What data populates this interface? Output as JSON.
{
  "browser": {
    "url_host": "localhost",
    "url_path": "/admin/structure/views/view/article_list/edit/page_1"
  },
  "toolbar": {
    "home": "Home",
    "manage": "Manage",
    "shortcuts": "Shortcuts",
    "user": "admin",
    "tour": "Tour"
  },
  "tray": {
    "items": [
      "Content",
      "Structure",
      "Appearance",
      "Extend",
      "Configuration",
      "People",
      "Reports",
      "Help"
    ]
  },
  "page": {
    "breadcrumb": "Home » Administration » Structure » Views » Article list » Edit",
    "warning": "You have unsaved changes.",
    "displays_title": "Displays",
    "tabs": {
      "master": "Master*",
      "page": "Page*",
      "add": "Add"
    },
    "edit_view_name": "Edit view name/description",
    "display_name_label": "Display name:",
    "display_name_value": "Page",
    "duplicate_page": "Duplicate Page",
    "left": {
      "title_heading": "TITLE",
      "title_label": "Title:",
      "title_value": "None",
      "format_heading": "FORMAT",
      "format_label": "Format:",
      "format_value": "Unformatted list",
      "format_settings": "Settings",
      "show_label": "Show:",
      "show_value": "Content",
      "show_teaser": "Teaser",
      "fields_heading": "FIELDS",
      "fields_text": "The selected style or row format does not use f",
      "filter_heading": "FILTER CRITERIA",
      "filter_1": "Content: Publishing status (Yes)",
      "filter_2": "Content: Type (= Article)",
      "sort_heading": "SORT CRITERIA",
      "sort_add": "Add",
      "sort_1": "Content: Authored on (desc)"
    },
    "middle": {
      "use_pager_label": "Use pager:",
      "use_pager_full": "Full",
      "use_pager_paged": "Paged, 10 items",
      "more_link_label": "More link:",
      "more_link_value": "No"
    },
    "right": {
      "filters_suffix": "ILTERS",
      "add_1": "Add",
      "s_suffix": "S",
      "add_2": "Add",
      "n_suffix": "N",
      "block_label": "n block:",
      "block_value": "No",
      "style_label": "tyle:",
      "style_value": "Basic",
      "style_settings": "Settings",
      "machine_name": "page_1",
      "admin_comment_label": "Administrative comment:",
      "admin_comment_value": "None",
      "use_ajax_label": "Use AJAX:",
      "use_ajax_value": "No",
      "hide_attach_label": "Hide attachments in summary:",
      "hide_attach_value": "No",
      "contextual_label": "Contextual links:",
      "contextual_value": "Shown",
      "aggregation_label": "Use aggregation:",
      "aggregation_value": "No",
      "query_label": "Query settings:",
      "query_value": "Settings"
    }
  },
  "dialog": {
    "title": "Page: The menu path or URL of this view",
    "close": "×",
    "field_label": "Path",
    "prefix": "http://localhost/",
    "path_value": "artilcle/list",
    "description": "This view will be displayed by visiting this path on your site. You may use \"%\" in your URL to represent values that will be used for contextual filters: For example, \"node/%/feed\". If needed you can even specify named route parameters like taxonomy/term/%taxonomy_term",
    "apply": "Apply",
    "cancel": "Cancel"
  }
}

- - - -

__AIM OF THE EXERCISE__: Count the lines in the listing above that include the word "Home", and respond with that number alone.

__FINISHED EXERCISE__: 2